Number of lines with "content" in the listing: report it, and nothing else.

+--

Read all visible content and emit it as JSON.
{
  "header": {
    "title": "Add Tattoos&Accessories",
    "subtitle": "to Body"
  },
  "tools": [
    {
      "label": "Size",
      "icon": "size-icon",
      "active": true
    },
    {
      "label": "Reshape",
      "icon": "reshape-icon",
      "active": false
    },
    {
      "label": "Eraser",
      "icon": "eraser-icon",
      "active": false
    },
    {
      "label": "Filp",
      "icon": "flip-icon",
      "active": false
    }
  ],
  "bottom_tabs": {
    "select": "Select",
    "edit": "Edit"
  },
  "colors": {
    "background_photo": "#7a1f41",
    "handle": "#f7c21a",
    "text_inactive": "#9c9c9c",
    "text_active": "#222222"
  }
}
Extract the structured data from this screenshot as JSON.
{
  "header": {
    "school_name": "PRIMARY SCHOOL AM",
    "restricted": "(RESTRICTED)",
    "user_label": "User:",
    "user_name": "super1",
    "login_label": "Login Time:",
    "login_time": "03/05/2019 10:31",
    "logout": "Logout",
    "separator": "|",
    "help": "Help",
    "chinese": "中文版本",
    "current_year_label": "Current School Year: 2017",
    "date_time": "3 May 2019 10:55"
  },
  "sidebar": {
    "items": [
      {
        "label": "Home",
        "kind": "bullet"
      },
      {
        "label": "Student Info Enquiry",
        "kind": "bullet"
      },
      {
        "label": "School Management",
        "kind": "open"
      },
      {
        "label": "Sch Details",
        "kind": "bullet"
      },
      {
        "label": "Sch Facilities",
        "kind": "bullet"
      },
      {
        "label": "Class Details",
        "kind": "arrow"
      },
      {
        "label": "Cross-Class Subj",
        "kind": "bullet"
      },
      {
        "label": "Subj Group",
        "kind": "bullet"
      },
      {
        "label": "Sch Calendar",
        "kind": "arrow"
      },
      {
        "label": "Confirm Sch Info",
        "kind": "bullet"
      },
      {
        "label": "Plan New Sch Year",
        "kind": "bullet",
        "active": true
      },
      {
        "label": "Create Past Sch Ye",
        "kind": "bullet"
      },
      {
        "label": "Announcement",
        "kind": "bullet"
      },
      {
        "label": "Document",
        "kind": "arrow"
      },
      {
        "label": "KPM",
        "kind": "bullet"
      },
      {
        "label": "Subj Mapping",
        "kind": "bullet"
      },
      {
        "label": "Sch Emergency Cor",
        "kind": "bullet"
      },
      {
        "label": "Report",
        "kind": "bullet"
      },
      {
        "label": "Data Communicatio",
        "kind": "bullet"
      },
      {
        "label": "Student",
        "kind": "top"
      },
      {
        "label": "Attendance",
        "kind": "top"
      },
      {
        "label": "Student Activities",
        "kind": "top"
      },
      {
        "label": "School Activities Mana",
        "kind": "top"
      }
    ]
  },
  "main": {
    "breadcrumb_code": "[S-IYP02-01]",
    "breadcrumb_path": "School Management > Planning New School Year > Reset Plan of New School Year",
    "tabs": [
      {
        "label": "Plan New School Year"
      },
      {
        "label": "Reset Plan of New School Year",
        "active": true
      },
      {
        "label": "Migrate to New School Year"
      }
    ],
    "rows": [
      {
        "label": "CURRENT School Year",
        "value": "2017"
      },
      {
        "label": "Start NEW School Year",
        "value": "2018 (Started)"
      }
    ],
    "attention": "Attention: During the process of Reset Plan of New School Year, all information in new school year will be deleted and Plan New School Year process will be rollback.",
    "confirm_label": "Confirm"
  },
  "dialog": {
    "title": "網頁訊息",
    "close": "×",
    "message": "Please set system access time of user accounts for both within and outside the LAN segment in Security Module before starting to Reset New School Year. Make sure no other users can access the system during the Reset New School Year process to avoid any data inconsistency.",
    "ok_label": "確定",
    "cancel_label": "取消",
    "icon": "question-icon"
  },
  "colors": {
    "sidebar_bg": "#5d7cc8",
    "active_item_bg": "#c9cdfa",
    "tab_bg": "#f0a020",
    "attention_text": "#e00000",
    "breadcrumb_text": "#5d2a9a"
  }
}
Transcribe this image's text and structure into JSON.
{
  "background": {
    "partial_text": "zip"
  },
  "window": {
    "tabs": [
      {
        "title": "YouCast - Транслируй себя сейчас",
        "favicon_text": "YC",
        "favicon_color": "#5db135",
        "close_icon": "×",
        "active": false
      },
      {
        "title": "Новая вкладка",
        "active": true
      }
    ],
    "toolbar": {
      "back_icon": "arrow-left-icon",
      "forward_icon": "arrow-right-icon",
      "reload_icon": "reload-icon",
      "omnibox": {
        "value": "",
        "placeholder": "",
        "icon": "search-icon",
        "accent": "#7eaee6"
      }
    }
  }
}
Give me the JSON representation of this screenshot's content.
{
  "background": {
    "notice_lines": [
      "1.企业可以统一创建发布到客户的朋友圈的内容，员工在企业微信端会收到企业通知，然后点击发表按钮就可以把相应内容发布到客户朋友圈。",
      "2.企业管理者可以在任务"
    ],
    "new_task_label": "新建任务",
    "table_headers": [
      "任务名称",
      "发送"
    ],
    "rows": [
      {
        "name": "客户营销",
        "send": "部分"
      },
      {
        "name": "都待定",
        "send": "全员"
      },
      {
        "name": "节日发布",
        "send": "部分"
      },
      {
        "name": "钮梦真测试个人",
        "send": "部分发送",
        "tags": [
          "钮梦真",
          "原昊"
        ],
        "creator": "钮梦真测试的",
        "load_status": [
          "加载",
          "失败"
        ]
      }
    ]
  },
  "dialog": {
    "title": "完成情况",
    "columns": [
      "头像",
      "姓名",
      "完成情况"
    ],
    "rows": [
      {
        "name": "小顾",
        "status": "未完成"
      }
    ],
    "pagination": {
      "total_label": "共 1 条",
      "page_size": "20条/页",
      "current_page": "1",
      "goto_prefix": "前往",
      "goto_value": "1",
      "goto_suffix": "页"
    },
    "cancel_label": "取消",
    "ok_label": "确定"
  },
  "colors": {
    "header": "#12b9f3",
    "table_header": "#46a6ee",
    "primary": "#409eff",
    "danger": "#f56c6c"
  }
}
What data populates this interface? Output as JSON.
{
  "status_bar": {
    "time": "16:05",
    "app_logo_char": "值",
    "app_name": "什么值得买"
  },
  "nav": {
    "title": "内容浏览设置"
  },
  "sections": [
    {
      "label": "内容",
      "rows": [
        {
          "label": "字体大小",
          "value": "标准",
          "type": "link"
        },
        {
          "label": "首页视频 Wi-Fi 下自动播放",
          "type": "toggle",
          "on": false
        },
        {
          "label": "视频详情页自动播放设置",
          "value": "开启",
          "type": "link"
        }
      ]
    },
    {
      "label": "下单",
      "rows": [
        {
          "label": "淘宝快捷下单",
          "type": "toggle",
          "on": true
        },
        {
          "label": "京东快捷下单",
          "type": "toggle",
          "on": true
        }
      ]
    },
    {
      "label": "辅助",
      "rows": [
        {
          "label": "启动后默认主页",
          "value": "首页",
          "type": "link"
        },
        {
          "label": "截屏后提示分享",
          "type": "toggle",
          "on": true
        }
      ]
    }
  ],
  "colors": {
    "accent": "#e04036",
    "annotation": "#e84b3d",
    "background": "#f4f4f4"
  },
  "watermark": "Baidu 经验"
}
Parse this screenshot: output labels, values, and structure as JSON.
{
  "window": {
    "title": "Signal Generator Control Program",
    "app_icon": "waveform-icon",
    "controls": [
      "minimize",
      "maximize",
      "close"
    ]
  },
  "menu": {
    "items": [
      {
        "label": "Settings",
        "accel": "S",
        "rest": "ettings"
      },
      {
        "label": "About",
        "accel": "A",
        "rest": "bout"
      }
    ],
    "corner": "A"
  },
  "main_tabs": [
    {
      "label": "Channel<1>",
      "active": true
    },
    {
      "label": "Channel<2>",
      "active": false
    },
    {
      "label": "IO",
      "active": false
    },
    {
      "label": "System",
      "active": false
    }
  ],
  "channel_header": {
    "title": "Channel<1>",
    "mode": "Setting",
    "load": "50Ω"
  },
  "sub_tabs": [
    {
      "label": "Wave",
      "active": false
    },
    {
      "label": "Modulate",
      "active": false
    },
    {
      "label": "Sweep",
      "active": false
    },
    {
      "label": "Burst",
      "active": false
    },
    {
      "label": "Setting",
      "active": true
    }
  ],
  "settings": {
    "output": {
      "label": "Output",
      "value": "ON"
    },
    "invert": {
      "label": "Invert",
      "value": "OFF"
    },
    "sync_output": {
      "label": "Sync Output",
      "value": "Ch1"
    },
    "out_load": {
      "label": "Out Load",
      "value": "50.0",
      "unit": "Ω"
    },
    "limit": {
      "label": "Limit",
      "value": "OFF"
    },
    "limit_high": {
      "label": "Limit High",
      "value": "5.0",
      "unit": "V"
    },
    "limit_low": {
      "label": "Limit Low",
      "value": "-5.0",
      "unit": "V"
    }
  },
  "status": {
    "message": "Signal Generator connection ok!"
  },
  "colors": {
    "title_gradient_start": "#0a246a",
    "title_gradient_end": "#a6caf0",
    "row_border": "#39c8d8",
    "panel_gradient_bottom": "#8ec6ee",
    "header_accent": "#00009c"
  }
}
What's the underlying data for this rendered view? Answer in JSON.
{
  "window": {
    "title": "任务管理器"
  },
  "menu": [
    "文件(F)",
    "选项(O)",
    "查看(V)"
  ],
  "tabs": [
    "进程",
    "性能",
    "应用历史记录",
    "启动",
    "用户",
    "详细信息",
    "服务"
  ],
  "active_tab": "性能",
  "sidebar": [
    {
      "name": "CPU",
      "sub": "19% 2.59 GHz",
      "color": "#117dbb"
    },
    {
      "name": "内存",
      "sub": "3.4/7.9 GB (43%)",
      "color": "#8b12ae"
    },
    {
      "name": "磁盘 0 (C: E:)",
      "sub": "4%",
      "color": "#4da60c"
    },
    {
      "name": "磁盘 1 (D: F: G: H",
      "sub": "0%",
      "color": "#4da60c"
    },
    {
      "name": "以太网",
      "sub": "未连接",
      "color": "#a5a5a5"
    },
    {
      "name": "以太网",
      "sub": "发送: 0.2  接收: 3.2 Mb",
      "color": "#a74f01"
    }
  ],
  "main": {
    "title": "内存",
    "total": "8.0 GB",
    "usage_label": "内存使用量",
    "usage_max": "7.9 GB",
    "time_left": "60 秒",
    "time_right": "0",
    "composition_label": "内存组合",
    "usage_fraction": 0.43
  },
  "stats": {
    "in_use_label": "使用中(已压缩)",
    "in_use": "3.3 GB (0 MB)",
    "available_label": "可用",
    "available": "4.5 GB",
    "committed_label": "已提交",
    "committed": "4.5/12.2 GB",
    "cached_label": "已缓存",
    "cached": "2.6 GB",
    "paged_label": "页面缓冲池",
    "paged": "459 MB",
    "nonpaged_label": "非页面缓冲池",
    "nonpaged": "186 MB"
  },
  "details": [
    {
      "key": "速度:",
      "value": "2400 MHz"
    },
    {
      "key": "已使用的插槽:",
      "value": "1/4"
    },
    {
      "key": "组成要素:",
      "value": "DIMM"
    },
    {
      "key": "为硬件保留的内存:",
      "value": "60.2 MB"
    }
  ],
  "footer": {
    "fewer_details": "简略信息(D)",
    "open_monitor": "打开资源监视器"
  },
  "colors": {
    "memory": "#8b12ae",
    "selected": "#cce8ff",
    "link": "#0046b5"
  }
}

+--

◆ Exercise result:
2